I hate that my cat has heart disease and probably won’t be with me much longer.

As part of the Month of Thanksgiving, I’m going to try to turn around some of this free-flowing negativity. I’m going to look for things to be grateful for in life’s frustrations and disappointments.

This has left me thinking. Can I truly love some things while I’m hating others? “How does hate affect my ability to love well?”

Only one thing can cover all the ugliness

Yesterday in church, this verse was read:

Above all, love each other deeply, because love covers over a multitude of sins.
~ I Peter 4:8
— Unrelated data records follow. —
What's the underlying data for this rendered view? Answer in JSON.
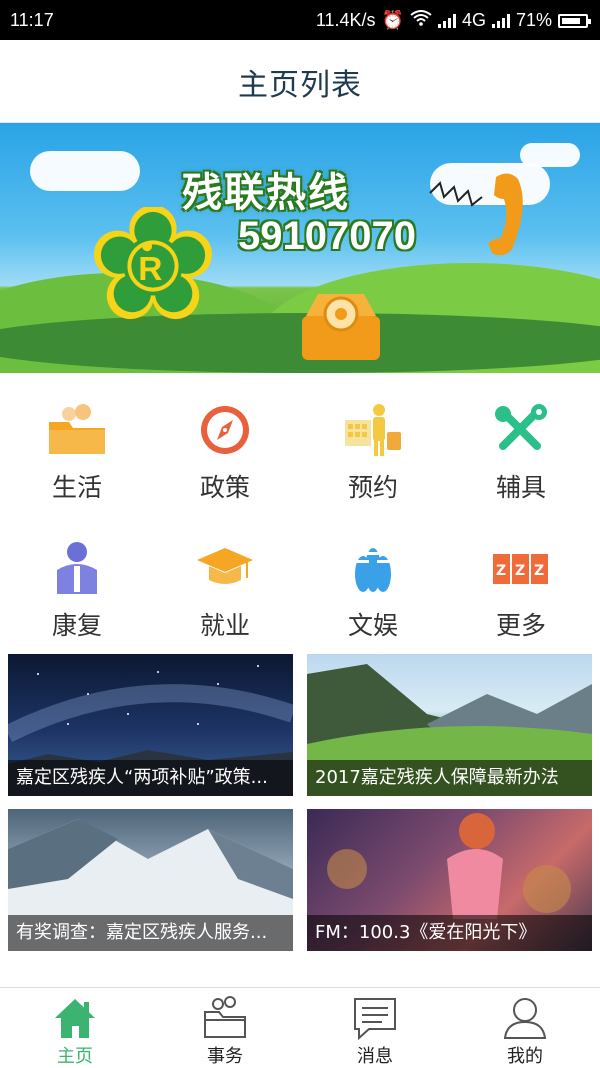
{
  "status_bar": {
    "time": "11:17",
    "speed": "11.4K/s",
    "network": "4G",
    "battery": "71%"
  },
  "header": {
    "title": "主页列表"
  },
  "banner": {
    "hotline_title": "残联热线",
    "hotline_number": "59107070"
  },
  "menu": [
    {
      "label": "生活",
      "icon": "folder-people-icon"
    },
    {
      "label": "政策",
      "icon": "compass-icon"
    },
    {
      "label": "预约",
      "icon": "calendar-person-icon"
    },
    {
      "label": "辅具",
      "icon": "tools-icon"
    },
    {
      "label": "康复",
      "icon": "person-icon"
    },
    {
      "label": "就业",
      "icon": "graduation-cap-icon"
    },
    {
      "label": "文娱",
      "icon": "bowling-icon"
    },
    {
      "label": "更多",
      "icon": "zzz-icon"
    }
  ],
  "news": [
    {
      "caption": "嘉定区残疾人“两项补贴”政策..."
    },
    {
      "caption": "2017嘉定残疾人保障最新办法"
    },
    {
      "caption": "有奖调查：嘉定区残疾人服务..."
    },
    {
      "caption": "FM：100.3《爱在阳光下》"
    }
  ],
  "tabs": [
    {
      "label": "主页",
      "icon": "home-icon",
      "active": true
    },
    {
      "label": "事务",
      "icon": "affairs-icon",
      "active": false
    },
    {
      "label": "消息",
      "icon": "message-icon",
      "active": false
    },
    {
      "label": "我的",
      "icon": "user-icon",
      "active": false
    }
  ],
  "colors": {
    "accent": "#3cb371",
    "title": "#1e3a4f",
    "orange": "#f39c1f"
  }
}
I have heard it many times before, but never quite in the way I heard it yesterday. I’m not sure why.

Maybe because I have been feeling sad about how capable friends and community are of hurting one another—even communities that have joined together around the love of Christ.

Maybe because I was thoughtless and unkind toward Jason on Saturday, when he made a simple mistake. As I apologized later and he forgave me, I was able to see how powerful real love is, when time is taken to carefully, regularly tended.

Maybe because I have been aching with love for my girls as I watch them grow and change. I can see their shortcomings clearly, and sometimes I get so frustrated with them. But that deep, deep love is so much greater.

And I’m more certain than ever it’s not just the only thing that can bind together my family and unite my church community—that deep love that covers sin is also the only thing that can change the world.

Similar Posts:


  • Digg
  • StumbleUpon
  • email
  • Facebook
  • Mixx
  • Google Bookmarks
  • Twitter
  • Michele Mollkoy

    Kristin, thanks so much for this post. I’ve been reading you for a while but today your writing really spoke to me. Fellow travelers like you make me feel less like a wanderer and more like a pilgrim. Shalom.

  • Tess The Bold Life

    Yes I think we can all become more saint like. I love Mother Teresa partly because she was living in “my time.” So can I become more like her? Absolutely.

    A freind of mine told me yesterday she stopped at a yellow light and the car behind was mad and blew their horn in a nasty way. After the car passed her she blew him a kiss and blessed him. A small perfect example of loving others even when they’re unlovable. I’m all for it!

  • Talk to me…I’m your mother

    At this time of year (All Souls Day) love is deeper than grief in my heart. I cherish the love memories and the comfort they give to my life. Maybe I should be more care to apply that to the “love memories” of those who are still with me.

  • Kristin T.

    Michele, thanks for letting me know you’re out there as a fellow traveler. I love how you put this, and can relate to it very much: “Fellow travelers like you make me feel less like a wanderer and more like a pilgrim.”

    Tess, I agree—we can all be more saint-like. Sometimes I just have an old-fashioned definition of “saint” in my head, and at other times I feel defeated because I *can’t* be Mother Teresa. Maybe if I shift my idea of what it means to be a saint, and remind myself that I can inch a bit closer to that role each day, it will seem more doable.

    Talk to me, thank you for being someone who demonstrates how love can be deeper than grief, when we think of those who have passed. You also make a really good point about that love/frustration struggle we have with those who are around us every day. A perfect tie back to the idea of love covering a multitude of sins.

  • Carmen

    It’s so nice to see how you process thoughts and Ideas. You do such a wonderful job of opening up in this forum. I love reading it all.

  • Trina

    Thinking in terms of ‘hate’ is just too much for me. I feel that hate brings such trauma and turmoil in our world. Sure, there’s little daily imperfections, I try to reference them inidividually as in I’m frustrated, annoyed, disappointed, resentful as the case may warrant. Sometimes I dwell on the situation and spiral in it a bit/ a lot, but mostly I choose not to sweat the small stuff. Because I can take on others anger and internalize it in a bad way (physical stress response) I try really hard to let others bad behaviour – which I might ‘hate’ – be their problem and not mine. I apply that to driving conditions, line ups, bad attittudes etc.
    Not ‘liking something’ makes the ‘liking something’ even more delicious.